“We set up assumptions, based upon our best knowledge, but can go no further.”- Elder John A. Widtsoe, Evidences and Reconciliations, 126.
Widtsoe was a European, a Harvard grad, a scientist, and an Apostle, a unique combination I don’t believe has been duplicated since. (President Eyring comes close, although New Jersey, a foreign country to many of us, isn’t technically in Europe.)
Widtsoe makes this statement in context of thinking about the Flood. What I find striking about it is how rarely we find recognition in Apostolic or official LDS discourse about the limits of our revealed knowledge and the assumptions that we all make.
President Hugh B. Brown made this statement to the BYU student body in 1969 (emphasis added)-
“We have been blessed with much knowledge by revelation from God which, in some part, the world lacks. But there is an incomprehensibly greater part of truth which we must yet discover. Our revealed truth should leave us stricken with the knowledge of how little we really know. It should never lead to an emotional arrogance based upon a false assumption that we somehow have all the answers–that we in fact have a corner on truth. For we do not.”

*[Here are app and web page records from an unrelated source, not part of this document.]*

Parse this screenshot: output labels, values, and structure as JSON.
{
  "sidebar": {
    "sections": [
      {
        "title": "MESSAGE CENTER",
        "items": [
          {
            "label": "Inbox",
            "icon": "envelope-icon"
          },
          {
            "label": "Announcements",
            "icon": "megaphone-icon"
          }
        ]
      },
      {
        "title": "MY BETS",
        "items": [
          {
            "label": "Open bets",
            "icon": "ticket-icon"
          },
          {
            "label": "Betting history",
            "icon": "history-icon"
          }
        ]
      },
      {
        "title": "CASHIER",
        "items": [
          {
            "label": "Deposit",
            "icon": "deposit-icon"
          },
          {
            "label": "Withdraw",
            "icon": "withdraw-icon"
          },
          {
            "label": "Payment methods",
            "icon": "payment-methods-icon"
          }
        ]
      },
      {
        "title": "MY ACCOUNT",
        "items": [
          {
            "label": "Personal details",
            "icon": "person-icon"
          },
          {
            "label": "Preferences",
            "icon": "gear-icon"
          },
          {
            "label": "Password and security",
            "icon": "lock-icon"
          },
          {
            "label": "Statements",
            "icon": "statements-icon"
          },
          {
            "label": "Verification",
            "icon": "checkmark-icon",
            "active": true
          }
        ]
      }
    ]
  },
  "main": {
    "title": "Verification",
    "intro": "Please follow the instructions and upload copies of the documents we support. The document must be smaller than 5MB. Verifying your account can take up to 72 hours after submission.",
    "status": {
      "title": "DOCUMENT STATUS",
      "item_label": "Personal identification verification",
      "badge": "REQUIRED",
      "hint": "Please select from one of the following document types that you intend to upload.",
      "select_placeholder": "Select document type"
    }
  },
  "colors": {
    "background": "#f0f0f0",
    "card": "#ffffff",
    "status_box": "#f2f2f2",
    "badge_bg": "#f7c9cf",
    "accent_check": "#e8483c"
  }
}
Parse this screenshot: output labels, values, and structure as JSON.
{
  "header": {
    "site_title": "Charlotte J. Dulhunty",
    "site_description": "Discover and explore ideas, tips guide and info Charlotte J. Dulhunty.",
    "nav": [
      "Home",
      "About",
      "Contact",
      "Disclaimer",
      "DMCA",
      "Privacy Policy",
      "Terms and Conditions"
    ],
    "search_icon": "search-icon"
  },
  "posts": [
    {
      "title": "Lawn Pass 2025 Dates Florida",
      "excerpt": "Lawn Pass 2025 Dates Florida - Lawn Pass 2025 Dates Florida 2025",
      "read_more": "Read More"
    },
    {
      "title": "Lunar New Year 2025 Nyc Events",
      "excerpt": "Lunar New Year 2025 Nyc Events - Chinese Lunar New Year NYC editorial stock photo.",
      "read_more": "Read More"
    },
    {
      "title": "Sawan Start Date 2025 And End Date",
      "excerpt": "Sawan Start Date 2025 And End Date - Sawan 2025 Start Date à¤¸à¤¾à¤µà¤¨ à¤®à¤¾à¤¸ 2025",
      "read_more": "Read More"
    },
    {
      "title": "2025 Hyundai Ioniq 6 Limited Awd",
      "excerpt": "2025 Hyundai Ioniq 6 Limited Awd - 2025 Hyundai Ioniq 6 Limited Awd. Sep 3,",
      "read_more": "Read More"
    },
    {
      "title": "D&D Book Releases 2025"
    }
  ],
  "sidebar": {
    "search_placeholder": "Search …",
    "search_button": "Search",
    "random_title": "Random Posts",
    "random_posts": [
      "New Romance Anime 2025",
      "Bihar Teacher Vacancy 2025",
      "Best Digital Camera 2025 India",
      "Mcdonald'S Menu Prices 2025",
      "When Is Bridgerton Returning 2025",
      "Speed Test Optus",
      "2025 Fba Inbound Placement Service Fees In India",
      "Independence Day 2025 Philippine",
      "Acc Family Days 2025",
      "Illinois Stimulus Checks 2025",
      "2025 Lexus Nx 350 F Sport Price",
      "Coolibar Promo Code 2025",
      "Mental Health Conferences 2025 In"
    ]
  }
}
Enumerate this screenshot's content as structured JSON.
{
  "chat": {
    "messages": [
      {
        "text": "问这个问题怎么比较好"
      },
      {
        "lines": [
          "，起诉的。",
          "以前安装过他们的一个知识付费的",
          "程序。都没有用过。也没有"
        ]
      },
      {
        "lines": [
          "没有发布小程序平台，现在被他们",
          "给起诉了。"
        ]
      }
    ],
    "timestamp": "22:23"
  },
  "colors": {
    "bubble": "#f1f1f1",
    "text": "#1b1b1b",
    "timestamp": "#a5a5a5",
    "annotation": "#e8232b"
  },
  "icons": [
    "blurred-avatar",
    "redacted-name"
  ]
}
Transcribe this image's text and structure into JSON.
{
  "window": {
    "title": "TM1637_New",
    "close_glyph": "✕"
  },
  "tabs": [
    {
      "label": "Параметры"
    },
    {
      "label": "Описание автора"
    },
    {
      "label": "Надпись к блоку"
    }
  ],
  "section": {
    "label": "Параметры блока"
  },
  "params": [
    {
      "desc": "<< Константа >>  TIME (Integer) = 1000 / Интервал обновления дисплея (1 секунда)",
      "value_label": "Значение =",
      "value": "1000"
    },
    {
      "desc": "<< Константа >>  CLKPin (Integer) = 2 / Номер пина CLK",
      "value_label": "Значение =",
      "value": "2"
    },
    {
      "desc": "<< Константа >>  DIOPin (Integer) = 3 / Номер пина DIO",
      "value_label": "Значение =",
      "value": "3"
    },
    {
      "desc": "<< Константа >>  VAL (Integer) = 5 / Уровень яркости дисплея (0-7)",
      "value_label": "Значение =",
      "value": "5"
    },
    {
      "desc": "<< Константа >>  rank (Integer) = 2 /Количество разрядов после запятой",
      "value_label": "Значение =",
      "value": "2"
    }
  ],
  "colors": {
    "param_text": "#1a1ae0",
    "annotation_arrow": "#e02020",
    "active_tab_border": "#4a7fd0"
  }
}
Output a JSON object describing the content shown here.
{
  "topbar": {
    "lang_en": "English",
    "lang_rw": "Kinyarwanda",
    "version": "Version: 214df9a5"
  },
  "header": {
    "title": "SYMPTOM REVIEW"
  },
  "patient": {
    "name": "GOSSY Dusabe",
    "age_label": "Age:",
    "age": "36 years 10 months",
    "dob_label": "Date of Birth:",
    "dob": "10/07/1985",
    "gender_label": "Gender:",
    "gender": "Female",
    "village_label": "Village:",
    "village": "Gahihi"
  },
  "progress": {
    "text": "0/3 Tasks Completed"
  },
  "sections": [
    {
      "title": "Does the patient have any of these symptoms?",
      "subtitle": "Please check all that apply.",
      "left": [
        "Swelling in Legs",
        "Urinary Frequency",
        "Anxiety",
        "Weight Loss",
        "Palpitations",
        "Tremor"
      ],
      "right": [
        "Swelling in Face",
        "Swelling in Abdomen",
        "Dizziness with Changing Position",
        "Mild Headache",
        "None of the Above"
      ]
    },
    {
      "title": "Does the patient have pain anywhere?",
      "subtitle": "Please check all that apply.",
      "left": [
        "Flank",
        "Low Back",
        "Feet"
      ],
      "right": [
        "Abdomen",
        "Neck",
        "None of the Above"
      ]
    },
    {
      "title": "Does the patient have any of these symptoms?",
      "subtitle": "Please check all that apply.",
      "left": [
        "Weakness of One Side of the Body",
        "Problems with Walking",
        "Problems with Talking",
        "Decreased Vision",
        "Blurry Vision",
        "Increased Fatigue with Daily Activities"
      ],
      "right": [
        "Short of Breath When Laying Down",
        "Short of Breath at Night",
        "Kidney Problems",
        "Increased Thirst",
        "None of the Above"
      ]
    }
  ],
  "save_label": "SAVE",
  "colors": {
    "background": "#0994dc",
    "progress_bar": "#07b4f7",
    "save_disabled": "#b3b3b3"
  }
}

Becoming aware of our own assumptions is one of the first steps in critical thinking, which, contrary to what you may have heard, is entirely compatible with religious belief. I used to hand out two short sets of guidelines on critical thinking to my BYU classes as part of a general packet. Paper 1. Paper 2.